## TO DO
Produce the listing below again, exactly as shown.

## RECORDS SUPPLIED

• • • • •

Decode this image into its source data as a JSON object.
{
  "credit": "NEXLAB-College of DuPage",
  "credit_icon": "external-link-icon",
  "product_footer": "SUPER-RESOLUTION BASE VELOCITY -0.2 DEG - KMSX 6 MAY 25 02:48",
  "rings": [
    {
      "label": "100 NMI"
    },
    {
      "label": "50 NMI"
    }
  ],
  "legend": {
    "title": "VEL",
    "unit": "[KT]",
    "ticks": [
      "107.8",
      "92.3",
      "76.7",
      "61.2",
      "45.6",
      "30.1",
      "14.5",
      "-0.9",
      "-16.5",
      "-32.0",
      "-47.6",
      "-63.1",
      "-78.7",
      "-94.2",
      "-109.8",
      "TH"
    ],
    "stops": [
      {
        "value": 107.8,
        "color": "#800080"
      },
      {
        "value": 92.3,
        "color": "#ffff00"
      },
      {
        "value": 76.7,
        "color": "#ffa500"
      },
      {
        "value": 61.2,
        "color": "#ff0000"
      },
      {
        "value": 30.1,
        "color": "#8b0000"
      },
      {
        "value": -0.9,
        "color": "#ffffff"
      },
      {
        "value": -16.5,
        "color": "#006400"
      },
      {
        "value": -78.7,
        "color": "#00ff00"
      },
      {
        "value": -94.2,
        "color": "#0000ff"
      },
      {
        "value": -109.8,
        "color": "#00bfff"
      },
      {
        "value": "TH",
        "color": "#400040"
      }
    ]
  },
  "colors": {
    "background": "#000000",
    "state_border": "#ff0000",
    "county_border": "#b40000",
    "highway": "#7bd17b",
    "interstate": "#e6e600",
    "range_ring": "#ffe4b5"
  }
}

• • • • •

## ANSWER TO THE PROBLEM
Decode this image into its source data as a JSON object.
{
  "credit": "NEXLAB-College of DuPage",
  "credit_icon": "external-link-icon",
  "product_footer": "SUPER-RESOLUTION BASE VELOCITY -0.2 DEG - KMSX 6 MAY 25 02:48",
  "rings": [
    {
      "label": "100 NMI"
    },
    {
      "label": "50 NMI"
    }
  ],
  "legend": {
    "title": "VEL",
    "unit": "[KT]",
    "ticks": [
      "107.8",
      "92.3",
      "76.7",
      "61.2",
      "45.6",
      "30.1",
      "14.5",
      "-0.9",
      "-16.5",
      "-32.0",
      "-47.6",
      "-63.1",
      "-78.7",
      "-94.2",
      "-109.8",
      "TH"
    ],
    "stops": [
      {
        "value": 107.8,
        "color": "#800080"
      },
      {
        "value": 92.3,
        "color": "#ffff00"
      },
      {
        "value": 76.7,
        "color": "#ffa500"
      },
      {
        "value": 61.2,
        "color": "#ff0000"
      },
      {
        "value": 30.1,
        "color": "#8b0000"
      },
      {
        "value": -0.9,
        "color": "#ffffff"
      },
      {
        "value": -16.5,
        "color": "#006400"
      },
      {
        "value": -78.7,
        "color": "#00ff00"
      },
      {
        "value": -94.2,
        "color": "#0000ff"
      },
      {
        "value": -109.8,
        "color": "#00bfff"
      },
      {
        "value": "TH",
        "color": "#400040"
      }
    ]
  },
  "colors": {
    "background": "#000000",
    "state_border": "#ff0000",
    "county_border": "#b40000",
    "highway": "#7bd17b",
    "interstate": "#e6e600",
    "range_ring": "#ffe4b5"
  }
}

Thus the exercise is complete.